Paradigm 2018: The Problems and Ethics of Touring Indigenous Communities: A P'urhepecha Case Study

April 23, 2018 at 68 p.m.

TimeApril 23, 2018 at 68 p.m.
Description

Dr. Gabriela Spears-Rico applies theories on the performance of racialized identities and embodied memory, including Philip Deloria's concept of 'playing Indian,' as a lens to examine the relationship between indigenous people and tourists in Mexico. Using ethnographic field methods, she considers how both tourists and natives act as performers in touristic transactions during the Days of the Dead in Michoacan as well as how the commodification of P'urhepecha corpses and graves racializes P'urhepecha Indians as inferior and impacts contemporary P'urhepecha communities.

She poses that tourist visits to Michoacan are motivated by their desire to encounter romanticized notions of indigenous primitivity in its 'purest' form. Spears-Rico's work unravels how touristic longings to visit P'urhepecha communities function alongside P'urhepecha fears of being viewed as accessories to an imaginary 'pre-Columbian' landscape which relegates indigenous people to the past.

Spears-Rico's presentation will also touch on how appropriation and commodification impact indigenous communities internationally and how non-indigenous people can engage with indigenous communities in a respectful manner that avoids a further propagation of colonialism.

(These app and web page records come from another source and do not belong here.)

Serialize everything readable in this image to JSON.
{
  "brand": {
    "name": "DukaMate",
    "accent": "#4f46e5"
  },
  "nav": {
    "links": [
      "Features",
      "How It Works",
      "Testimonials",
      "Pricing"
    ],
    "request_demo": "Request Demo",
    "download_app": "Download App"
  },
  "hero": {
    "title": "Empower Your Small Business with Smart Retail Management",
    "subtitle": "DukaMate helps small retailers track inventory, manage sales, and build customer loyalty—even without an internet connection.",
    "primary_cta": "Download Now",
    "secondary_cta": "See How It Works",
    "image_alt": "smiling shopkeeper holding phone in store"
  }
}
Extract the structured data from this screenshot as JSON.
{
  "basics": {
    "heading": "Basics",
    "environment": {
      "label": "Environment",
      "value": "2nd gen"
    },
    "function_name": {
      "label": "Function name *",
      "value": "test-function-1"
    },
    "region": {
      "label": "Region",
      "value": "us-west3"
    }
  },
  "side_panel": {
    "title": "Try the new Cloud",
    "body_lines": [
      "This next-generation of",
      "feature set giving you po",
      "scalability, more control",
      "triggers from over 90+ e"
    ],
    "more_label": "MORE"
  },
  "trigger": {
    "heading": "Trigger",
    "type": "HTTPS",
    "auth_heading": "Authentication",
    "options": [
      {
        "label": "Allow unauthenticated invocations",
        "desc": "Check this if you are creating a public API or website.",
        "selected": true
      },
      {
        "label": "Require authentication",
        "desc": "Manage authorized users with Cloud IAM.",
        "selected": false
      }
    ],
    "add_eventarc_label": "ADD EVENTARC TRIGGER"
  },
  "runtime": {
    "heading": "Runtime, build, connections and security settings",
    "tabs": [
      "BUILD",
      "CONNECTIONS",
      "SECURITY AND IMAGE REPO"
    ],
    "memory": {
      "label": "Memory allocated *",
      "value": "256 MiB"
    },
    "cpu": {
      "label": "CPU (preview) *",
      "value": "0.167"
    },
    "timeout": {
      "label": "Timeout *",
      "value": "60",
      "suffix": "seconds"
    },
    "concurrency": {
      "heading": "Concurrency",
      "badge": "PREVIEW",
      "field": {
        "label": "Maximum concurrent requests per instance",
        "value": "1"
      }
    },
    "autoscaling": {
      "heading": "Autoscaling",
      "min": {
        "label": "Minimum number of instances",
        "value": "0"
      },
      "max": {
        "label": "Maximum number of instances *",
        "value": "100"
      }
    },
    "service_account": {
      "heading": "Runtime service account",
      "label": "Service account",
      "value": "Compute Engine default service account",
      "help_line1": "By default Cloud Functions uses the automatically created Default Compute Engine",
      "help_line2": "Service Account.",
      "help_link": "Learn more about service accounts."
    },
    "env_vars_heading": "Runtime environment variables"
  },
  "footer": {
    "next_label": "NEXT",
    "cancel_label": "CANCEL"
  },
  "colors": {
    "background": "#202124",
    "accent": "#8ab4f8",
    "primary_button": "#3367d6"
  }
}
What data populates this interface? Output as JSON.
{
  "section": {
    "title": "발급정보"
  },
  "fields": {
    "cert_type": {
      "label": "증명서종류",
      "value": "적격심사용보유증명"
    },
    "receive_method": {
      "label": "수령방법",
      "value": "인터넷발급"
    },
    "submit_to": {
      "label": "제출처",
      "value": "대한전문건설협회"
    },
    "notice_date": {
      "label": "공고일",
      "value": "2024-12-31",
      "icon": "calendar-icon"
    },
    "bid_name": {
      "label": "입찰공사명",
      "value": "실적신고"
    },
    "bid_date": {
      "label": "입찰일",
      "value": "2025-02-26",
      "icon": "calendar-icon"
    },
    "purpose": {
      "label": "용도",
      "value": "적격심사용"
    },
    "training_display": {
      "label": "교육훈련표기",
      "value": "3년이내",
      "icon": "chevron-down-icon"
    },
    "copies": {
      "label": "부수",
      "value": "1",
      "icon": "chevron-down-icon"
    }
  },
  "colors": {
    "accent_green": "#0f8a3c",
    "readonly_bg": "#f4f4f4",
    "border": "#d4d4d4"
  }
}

Attendancenone
AudiencePublic
CategoryGeneral
PostedApr 17, 2019